→ Task instructions: Retype all the records with nothing changed.

[Opening Data provided section]

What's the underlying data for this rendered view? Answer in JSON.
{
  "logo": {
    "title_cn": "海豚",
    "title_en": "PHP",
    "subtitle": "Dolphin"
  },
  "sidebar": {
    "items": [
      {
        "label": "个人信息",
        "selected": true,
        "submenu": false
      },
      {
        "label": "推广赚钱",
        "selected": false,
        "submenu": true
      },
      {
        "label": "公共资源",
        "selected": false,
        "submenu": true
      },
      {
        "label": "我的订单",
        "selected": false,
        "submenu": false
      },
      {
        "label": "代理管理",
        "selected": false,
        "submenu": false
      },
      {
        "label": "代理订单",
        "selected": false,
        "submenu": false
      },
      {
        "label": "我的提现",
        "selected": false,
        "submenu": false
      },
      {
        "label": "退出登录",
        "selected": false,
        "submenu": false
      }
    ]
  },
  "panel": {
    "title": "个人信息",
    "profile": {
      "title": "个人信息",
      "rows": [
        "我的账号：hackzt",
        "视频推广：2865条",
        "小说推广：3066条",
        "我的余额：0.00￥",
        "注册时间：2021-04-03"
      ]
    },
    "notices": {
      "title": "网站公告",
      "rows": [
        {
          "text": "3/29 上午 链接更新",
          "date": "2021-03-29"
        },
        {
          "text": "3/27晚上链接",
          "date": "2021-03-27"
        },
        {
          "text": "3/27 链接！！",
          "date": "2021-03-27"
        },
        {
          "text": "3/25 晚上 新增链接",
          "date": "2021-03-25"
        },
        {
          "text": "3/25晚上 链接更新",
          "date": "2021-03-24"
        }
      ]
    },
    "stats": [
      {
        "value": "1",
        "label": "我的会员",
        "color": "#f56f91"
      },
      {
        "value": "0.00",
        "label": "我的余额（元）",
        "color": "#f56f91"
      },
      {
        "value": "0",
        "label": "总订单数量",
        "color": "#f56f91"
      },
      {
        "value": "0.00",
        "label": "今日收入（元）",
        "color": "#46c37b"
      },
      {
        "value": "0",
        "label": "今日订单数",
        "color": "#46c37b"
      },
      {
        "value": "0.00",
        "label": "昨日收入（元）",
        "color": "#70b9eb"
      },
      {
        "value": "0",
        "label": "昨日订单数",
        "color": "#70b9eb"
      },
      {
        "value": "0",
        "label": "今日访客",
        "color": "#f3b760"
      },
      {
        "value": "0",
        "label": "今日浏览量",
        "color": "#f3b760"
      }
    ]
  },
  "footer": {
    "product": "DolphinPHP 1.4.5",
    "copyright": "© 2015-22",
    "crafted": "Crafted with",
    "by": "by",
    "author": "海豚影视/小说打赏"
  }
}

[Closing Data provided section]

→ Task response:
What's the underlying data for this rendered view? Answer in JSON.
{
  "logo": {
    "title_cn": "海豚",
    "title_en": "PHP",
    "subtitle": "Dolphin"
  },
  "sidebar": {
    "items": [
      {
        "label": "个人信息",
        "selected": true,
        "submenu": false
      },
      {
        "label": "推广赚钱",
        "selected": false,
        "submenu": true
      },
      {
        "label": "公共资源",
        "selected": false,
        "submenu": true
      },
      {
        "label": "我的订单",
        "selected": false,
        "submenu": false
      },
      {
        "label": "代理管理",
        "selected": false,
        "submenu": false
      },
      {
        "label": "代理订单",
        "selected": false,
        "submenu": false
      },
      {
        "label": "我的提现",
        "selected": false,
        "submenu": false
      },
      {
        "label": "退出登录",
        "selected": false,
        "submenu": false
      }
    ]
  },
  "panel": {
    "title": "个人信息",
    "profile": {
      "title": "个人信息",
      "rows": [
        "我的账号：hackzt",
        "视频推广：2865条",
        "小说推广：3066条",
        "我的余额：0.00￥",
        "注册时间：2021-04-03"
      ]
    },
    "notices": {
      "title": "网站公告",
      "rows": [
        {
          "text": "3/29 上午 链接更新",
          "date": "2021-03-29"
        },
        {
          "text": "3/27晚上链接",
          "date": "2021-03-27"
        },
        {
          "text": "3/27 链接！！",
          "date": "2021-03-27"
        },
        {
          "text": "3/25 晚上 新增链接",
          "date": "2021-03-25"
        },
        {
          "text": "3/25晚上 链接更新",
          "date": "2021-03-24"
        }
      ]
    },
    "stats": [
      {
        "value": "1",
        "label": "我的会员",
        "color": "#f56f91"
      },
      {
        "value": "0.00",
        "label": "我的余额（元）",
        "color": "#f56f91"
      },
      {
        "value": "0",
        "label": "总订单数量",
        "color": "#f56f91"
      },
      {
        "value": "0.00",
        "label": "今日收入（元）",
        "color": "#46c37b"
      },
      {
        "value": "0",
        "label": "今日订单数",
        "color": "#46c37b"
      },
      {
        "value": "0.00",
        "label": "昨日收入（元）",
        "color": "#70b9eb"
      },
      {
        "value": "0",
        "label": "昨日订单数",
        "color": "#70b9eb"
      },
      {
        "value": "0",
        "label": "今日访客",
        "color": "#f3b760"
      },
      {
        "value": "0",
        "label": "今日浏览量",
        "color": "#f3b760"
      }
    ]
  },
  "footer": {
    "product": "DolphinPHP 1.4.5",
    "copyright": "© 2015-22",
    "crafted": "Crafted with",
    "by": "by",
    "author": "海豚影视/小说打赏"
  }
}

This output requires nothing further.